FNs leder i Afghanistan, Kai Eide, kritiserer de amerikanske spesialstyrkenes operasjoner i Afghanistan og sier de krever for mange sivile ofre. Han vil heller ha en afghanisering av operasjonene.
Eide sa dette i et videomøte med NATOs forsvarsministre fredag. Robert Gates var til stede. Opptaket ble kjent lørdag.
Men hva mener Eide med afghanisering? Afghanerne er heller ikke kjent for å gå spesielt varsomt frem. Mener han at afghanerne vil reagere annerledes når de får det fra sine egne? Er det hensynet til ISAFs renommé som plager Eide? Eller kan det ha noe med ønske om å innynde seg og skape goodwill hos afghanerne og visse land i FN-systemet?
In unusually firm remarks, the chief of the United Nations mission in Afghanistan said there was an «urgent need to review» the Special Operations forces here.
The official, Kai Eide, called the political costs of civilian casualties from special operations raids «disproportionate to the military gains,» and said the Special Operations forces needed to become «more Afghanized.»
His comments, made in a video conference call from Kabul with NATO ministers in Brussels on Friday and released on Saturday, were the latest sign of just how worried some United Nations and military officials are that the fallout from civilian casualties is jeopardizing the American-led mission in Afghanistan.
Special Operations forces, which conduct raids against high-level insurgent targets, have been criticized for relying heavily on airstrikes when they come under fire from militants during raids and house searches in villages.
An aide to Mr. Eide said that his call to have the forces «Afghanized» meant having Afghans conduct the raids.
«We must all make sure that the training of military personnel is such that they are fully aware of Afghan sensitivities,» said Mr. Eide, a Norwegian diplomat. «We cannot eliminate civilian casualties, but we cannot afford mistakes that lead to the loss of civilian lives, the alienation of the population, and media headlines month after month that overshadow all the positive trends.»
The use of airstrikes by American Special Operations forces has resulted in two high-profile cases of civilian casualties that bookend Mr. Eide’s 15-month tenure in Kabul, the capital.
Last August, airstrikes in Azizabad, in western Afghanistan, killed more than 90 civilians, the majority of them women and children, according to the Afghan government, human rights groups, intelligence officials and a United Nations investigation. The United States military said 30 civilians had died.

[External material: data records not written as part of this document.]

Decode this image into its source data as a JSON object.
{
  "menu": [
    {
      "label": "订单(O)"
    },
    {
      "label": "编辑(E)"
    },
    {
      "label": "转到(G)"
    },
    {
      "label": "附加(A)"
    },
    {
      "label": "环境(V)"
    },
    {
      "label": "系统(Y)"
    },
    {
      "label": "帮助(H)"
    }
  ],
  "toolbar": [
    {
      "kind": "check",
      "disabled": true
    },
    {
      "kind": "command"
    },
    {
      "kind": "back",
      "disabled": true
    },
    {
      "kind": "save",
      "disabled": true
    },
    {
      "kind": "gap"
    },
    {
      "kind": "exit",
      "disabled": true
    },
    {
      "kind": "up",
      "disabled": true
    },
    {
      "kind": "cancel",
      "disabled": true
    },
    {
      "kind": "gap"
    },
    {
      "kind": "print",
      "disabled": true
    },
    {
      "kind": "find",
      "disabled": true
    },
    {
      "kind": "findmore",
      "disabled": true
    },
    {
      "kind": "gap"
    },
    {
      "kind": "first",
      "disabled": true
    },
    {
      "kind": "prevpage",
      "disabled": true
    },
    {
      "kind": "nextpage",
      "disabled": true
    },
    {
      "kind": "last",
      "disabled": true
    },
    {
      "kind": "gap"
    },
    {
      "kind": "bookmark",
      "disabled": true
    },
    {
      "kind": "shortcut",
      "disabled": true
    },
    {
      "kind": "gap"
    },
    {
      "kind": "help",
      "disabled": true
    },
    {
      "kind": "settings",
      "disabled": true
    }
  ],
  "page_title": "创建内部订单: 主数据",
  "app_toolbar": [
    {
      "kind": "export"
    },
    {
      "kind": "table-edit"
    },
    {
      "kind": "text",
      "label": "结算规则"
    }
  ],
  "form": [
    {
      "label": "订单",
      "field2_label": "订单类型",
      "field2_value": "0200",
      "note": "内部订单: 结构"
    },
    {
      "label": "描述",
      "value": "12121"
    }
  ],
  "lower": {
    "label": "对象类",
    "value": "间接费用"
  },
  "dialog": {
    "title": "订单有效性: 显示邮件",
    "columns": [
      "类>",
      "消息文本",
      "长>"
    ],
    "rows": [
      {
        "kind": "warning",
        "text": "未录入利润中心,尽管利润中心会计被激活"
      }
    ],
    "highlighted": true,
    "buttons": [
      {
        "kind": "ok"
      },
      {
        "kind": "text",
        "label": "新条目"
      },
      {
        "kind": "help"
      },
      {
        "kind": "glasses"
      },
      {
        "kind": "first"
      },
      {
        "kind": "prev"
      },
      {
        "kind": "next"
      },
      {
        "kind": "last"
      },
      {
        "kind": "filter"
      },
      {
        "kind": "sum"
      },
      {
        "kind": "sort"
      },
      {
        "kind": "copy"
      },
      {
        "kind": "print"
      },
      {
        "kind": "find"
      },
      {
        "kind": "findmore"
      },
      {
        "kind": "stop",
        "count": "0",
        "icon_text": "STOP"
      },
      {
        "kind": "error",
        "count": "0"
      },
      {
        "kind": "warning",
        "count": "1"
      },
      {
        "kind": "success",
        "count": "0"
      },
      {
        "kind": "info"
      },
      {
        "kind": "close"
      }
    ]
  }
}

In May, American airstrikes in Farah Province killed dozens of Afghan civilians, the result of significant errors by American forces, according to an American military investigation.